Election results

Oregon Measure 4 (1916)
Defeatedd No154,98078.13%
Yes 43,390 21.87%

Election results via: Oregon Blue Book

Text of measure

The language appeared on the ballot as:[1]

Constitutional Amendment - Proposed by Initiative Petition

Initiated by Oregon State Federation of Labor, T, H ;Burchard, President; E, J, Stack, Secretary, 302 Oregonian Building, Portland, Oregon; and the, Central Labor Council of Portland and Vicinity, Eugene E. Smith, President; A. W. Jones, Vice-President; E. J:Stack, Secretary, 162 1/2 Second Street. Portland, Oregon. - FULL RENTAL VALUE LAND TAX AND HOMEMAKERS’ LOAN FUND AMENDMENT - Purpose - A constitutional amendment declaring and defining (a) people's power and right; (b) citizen's right to use of land; (c) public ownership of land rent; (d) public policy of Oregon; defining (e) the word "land;" (f) method of appraising land rent; (g) land improvement; providing for (h) levy of permanent land rent tax; (i) publication of assessment; (j) delinquent tax sale; (k) maintenance of private property rights; (l) separate assessment of land rent; (m) standing timber; (n) assessment and collection of tax; (o) duty of Governor and State Land Board; (p) how personal property and land improvements may be taxed by vote of people only; (q) distribution of revenue from land rent tax; and (r) establishing homemakers' loan fund.
 --- Vote YES or NO.
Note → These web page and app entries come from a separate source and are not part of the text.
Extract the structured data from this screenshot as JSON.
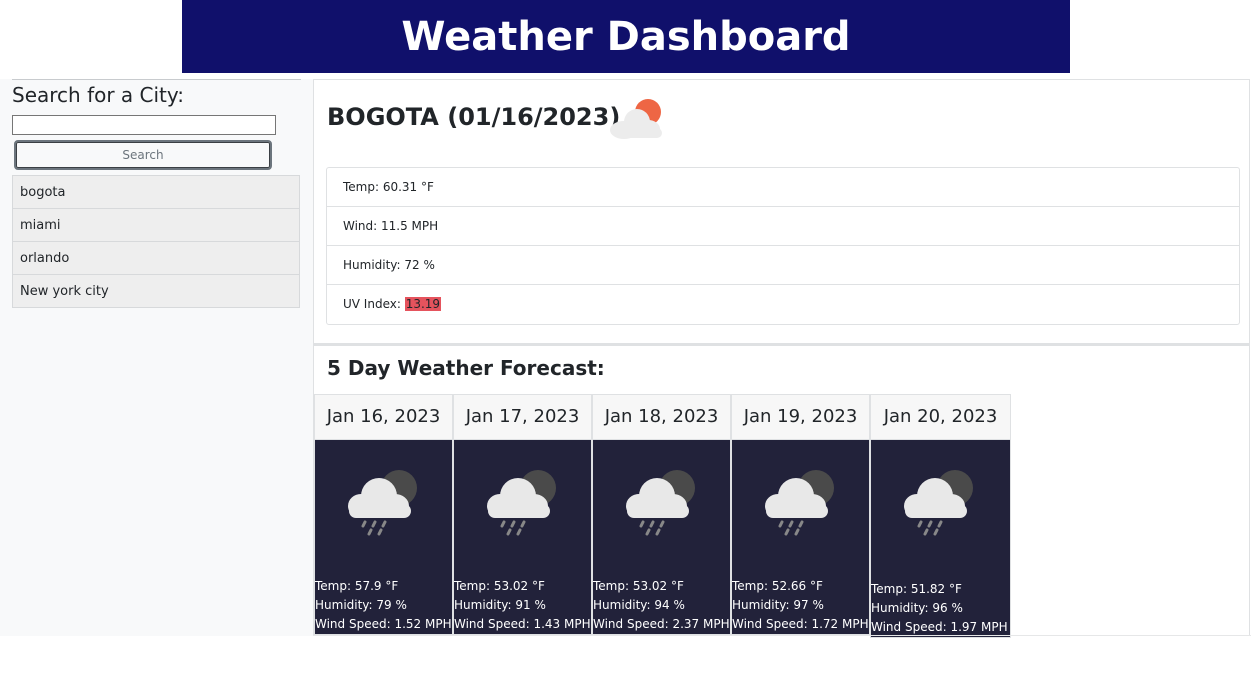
{
  "header": {
    "title": "Weather Dashboard"
  },
  "sidebar": {
    "title": "Search for a City:",
    "search_value": "",
    "search_placeholder": "",
    "search_button": "Search",
    "history": [
      "bogota",
      "miami",
      "orlando",
      "New york city"
    ]
  },
  "current": {
    "title": "BOGOTA (01/16/2023)",
    "icon": "partly-cloudy-icon",
    "temp": "Temp: 60.31 °F",
    "wind": "Wind: 11.5 MPH",
    "humidity": "Humidity: 72 %",
    "uv_label": "UV Index: ",
    "uv_value": "13.19",
    "uv_color": "#e5535d"
  },
  "forecast": {
    "title": "5 Day Weather Forecast:",
    "days": [
      {
        "date": "Jan 16, 2023",
        "icon": "rain-cloud-moon-icon",
        "temp": "Temp: 57.9 °F",
        "humidity": "Humidity: 79 %",
        "wind": "Wind Speed: 1.52 MPH"
      },
      {
        "date": "Jan 17, 2023",
        "icon": "rain-cloud-moon-icon",
        "temp": "Temp: 53.02 °F",
        "humidity": "Humidity: 91 %",
        "wind": "Wind Speed: 1.43 MPH"
      },
      {
        "date": "Jan 18, 2023",
        "icon": "rain-cloud-moon-icon",
        "temp": "Temp: 53.02 °F",
        "humidity": "Humidity: 94 %",
        "wind": "Wind Speed: 2.37 MPH"
      },
      {
        "date": "Jan 19, 2023",
        "icon": "rain-cloud-moon-icon",
        "temp": "Temp: 52.66 °F",
        "humidity": "Humidity: 97 %",
        "wind": "Wind Speed: 1.72 MPH"
      },
      {
        "date": "Jan 20, 2023",
        "icon": "rain-cloud-moon-icon",
        "temp": "Temp: 51.82 °F",
        "humidity": "Humidity: 96 %",
        "wind": "Wind Speed: 1.97 MPH"
      }
    ]
  },
  "colors": {
    "header_bg": "#10106b",
    "card_body_bg": "#22223a"
  }
}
306. Yes

307. No


Path to the ballot

Measure 4 was filed in the office of the Secretary of State on July 6, 1916 by the Oregon State Federation of Labor and the Central Labor Council.[1]

See also

Suggest a link

External links


  1. 1.0 1.1 1.2 Oregon State Library, "State of Oregon Official Voters' Pamphlet," accessed November 8, 2013
  2. Note: This text is quoted verbatim from the original source. Any inconsistencies are attributed to the original source.